Copy each line from the records below in which the word "JSON" is found.

Page and application data records:
╔══

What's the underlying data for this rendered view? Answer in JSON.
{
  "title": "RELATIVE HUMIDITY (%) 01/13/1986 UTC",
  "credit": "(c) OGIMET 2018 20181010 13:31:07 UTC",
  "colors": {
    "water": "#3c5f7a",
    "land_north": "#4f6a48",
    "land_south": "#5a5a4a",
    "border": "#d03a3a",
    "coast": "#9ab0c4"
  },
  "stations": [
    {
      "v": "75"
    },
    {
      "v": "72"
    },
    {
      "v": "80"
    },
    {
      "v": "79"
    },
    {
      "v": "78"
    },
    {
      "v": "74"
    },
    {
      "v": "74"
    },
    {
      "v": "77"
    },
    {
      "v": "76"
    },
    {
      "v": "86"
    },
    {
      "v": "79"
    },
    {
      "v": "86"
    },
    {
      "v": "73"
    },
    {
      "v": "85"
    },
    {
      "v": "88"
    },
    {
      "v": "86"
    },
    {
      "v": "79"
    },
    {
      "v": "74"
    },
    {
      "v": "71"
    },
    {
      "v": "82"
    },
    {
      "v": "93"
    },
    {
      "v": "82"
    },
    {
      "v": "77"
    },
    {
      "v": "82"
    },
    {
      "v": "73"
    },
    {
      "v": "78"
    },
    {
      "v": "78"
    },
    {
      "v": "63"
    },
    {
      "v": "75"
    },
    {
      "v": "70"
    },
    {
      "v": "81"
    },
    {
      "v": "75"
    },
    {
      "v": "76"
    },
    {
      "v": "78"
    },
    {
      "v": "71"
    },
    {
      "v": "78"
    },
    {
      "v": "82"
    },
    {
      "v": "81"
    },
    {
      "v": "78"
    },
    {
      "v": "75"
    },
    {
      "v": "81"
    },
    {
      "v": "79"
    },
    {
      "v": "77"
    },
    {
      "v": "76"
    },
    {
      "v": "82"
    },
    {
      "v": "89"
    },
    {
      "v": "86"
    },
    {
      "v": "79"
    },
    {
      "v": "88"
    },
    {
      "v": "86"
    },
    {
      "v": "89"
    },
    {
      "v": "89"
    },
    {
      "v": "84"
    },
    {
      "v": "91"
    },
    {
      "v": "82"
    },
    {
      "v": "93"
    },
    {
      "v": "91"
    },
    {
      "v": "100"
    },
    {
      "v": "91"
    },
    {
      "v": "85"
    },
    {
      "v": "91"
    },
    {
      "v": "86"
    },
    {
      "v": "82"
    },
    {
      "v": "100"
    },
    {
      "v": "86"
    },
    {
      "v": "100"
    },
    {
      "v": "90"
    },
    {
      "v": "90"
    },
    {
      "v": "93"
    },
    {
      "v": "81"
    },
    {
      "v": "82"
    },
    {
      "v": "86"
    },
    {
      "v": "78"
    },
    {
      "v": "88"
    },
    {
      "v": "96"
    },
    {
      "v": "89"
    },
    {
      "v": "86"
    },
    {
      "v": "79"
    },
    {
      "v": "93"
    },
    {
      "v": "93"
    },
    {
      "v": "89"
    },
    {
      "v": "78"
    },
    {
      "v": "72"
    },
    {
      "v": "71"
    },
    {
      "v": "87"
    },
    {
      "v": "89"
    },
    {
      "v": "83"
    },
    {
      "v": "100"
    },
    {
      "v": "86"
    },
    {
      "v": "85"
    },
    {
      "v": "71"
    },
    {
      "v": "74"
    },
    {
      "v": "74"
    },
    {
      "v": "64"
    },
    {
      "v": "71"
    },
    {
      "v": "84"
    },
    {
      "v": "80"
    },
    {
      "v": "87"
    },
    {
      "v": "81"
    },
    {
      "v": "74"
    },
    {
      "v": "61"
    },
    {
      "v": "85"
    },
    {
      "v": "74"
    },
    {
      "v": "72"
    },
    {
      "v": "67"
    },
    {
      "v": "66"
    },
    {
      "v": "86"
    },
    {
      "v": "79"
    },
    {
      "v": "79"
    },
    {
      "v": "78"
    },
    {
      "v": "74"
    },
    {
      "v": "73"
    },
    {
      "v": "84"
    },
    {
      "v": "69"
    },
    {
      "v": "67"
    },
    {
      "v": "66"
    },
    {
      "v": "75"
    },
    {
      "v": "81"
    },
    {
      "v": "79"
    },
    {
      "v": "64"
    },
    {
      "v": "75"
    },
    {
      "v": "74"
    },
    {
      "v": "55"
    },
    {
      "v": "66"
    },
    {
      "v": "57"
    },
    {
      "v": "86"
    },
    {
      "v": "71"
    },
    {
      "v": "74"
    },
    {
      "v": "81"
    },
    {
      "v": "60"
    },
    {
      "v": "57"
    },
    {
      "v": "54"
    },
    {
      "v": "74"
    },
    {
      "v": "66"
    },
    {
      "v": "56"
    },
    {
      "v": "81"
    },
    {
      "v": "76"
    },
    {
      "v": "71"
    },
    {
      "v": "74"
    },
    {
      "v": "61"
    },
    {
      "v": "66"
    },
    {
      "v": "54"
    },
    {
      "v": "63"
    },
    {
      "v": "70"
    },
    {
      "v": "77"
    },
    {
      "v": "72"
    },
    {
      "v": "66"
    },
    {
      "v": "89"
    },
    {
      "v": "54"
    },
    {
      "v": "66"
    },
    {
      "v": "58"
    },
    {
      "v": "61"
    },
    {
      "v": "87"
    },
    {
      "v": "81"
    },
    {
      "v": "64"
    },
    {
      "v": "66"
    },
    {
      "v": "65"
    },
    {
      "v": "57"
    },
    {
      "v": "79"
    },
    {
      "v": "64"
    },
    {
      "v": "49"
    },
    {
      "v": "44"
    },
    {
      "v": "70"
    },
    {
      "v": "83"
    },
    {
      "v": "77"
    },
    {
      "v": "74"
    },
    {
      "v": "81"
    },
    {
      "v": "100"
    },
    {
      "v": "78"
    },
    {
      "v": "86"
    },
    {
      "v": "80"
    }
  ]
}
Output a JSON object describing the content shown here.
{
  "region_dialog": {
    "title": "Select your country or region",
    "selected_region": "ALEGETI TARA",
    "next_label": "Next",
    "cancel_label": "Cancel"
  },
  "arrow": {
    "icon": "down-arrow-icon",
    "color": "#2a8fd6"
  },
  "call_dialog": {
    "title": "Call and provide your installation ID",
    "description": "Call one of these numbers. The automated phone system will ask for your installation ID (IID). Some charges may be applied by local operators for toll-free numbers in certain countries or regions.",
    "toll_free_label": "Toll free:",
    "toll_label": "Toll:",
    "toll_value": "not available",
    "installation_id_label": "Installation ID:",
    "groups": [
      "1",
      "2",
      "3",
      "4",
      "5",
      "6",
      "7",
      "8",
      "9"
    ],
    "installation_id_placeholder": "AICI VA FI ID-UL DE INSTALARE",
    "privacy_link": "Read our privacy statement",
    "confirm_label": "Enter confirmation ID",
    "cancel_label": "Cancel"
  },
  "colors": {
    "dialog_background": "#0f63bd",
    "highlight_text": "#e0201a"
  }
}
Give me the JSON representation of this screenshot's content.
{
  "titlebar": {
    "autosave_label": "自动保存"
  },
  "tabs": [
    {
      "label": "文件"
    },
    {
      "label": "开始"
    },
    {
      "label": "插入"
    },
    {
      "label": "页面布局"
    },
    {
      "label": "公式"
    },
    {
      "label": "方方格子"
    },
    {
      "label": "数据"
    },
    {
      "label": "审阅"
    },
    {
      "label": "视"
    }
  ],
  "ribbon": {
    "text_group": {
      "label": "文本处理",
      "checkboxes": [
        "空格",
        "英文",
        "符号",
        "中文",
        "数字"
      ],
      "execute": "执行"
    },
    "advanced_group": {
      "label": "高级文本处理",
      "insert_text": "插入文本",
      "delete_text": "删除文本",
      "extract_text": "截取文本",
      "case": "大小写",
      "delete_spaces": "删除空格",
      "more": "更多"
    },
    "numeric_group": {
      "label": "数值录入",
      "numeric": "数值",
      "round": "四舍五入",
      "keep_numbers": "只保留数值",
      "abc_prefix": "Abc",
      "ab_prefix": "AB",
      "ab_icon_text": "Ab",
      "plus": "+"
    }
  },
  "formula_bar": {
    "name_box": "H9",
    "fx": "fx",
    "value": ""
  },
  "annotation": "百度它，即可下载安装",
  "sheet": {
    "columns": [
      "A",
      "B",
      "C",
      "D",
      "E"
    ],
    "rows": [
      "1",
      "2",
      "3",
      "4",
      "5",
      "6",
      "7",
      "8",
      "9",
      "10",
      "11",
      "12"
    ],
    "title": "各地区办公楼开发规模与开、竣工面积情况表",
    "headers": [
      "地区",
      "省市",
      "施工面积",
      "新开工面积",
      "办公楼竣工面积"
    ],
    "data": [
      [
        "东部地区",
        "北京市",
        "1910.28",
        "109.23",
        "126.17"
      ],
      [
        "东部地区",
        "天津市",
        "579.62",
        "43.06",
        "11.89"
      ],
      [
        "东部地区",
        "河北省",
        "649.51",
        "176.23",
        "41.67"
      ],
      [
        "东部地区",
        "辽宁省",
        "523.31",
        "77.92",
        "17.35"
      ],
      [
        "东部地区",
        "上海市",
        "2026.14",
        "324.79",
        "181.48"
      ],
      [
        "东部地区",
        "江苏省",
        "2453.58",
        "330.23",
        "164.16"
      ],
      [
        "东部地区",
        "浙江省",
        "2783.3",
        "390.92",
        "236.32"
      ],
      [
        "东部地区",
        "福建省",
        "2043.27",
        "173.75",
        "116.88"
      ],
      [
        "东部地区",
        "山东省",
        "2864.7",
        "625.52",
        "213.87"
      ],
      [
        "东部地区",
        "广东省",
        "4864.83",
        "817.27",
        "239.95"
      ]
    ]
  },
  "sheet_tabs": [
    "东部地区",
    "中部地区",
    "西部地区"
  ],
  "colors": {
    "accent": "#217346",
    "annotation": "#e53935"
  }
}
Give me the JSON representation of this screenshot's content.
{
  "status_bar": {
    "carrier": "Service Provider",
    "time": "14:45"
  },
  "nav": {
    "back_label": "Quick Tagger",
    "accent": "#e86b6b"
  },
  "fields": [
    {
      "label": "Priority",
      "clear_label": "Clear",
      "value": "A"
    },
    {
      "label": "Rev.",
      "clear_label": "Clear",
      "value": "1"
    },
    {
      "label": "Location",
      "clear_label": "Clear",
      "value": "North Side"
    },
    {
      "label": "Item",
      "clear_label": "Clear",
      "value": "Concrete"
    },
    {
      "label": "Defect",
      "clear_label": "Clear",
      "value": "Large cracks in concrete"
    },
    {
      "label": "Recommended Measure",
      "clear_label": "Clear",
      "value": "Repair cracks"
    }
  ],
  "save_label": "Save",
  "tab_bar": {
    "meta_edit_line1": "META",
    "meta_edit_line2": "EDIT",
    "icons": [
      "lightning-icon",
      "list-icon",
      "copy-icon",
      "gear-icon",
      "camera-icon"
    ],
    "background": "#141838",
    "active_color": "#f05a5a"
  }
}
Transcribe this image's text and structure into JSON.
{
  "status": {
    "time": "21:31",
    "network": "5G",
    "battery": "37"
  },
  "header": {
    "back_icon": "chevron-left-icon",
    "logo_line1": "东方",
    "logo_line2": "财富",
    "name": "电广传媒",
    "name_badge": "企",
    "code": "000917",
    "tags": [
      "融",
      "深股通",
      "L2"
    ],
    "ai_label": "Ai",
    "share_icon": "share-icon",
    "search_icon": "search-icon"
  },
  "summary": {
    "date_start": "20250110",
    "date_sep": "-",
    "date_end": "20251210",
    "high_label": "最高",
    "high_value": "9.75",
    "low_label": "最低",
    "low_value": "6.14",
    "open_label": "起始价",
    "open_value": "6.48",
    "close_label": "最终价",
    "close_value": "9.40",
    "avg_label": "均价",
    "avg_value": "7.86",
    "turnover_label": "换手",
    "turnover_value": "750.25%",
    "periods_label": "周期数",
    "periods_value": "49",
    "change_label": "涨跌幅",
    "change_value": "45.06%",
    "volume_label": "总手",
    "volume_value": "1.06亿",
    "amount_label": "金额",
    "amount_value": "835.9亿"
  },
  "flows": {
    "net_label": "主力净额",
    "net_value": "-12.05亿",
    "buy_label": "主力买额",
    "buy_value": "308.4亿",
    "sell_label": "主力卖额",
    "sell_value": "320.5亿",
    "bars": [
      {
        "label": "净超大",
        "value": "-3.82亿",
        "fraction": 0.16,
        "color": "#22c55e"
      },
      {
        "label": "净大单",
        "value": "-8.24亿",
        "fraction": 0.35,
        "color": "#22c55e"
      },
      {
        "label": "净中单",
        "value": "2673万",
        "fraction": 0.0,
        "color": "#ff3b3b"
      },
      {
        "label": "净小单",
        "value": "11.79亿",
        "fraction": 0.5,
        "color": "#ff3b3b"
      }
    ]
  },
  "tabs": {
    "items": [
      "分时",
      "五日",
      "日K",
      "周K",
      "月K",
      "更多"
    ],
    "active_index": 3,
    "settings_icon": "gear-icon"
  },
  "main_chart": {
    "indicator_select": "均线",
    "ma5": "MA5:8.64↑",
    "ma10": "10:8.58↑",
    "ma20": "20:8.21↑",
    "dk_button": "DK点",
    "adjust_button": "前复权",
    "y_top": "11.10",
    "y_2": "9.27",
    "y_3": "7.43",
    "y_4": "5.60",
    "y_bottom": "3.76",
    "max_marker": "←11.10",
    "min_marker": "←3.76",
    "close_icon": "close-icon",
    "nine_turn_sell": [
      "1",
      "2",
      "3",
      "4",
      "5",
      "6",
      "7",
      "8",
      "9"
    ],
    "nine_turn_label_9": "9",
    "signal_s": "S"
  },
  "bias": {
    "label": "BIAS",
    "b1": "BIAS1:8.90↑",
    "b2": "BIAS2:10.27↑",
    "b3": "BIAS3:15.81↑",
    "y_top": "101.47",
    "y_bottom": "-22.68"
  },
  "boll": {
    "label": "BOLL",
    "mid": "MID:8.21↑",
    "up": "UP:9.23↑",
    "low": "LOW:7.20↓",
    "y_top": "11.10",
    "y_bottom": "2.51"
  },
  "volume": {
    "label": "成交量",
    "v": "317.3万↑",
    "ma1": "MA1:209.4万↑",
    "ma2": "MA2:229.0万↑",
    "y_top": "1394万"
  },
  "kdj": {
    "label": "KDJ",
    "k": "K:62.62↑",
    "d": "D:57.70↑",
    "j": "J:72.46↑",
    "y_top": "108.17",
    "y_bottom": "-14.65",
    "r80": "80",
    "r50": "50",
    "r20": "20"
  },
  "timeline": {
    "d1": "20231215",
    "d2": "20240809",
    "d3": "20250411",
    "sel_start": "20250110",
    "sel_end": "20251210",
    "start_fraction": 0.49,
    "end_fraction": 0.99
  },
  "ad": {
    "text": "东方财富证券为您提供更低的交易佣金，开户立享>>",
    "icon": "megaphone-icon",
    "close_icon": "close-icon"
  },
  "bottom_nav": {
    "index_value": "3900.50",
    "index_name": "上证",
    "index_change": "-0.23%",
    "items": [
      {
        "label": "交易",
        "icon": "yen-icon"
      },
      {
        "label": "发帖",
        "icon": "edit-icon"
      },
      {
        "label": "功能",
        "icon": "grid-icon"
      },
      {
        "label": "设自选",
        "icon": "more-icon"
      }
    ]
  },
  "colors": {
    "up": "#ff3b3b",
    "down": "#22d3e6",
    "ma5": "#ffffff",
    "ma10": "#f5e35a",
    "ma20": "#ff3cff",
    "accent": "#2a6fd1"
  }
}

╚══

ANSWER FOR THE TASK:
What's the underlying data for this rendered view? Answer in JSON.
Output a JSON object describing the content shown here.
Give me the JSON representation of this screenshot's content.
Give me the JSON representation of this screenshot's content.
Transcribe this image's text and structure into JSON.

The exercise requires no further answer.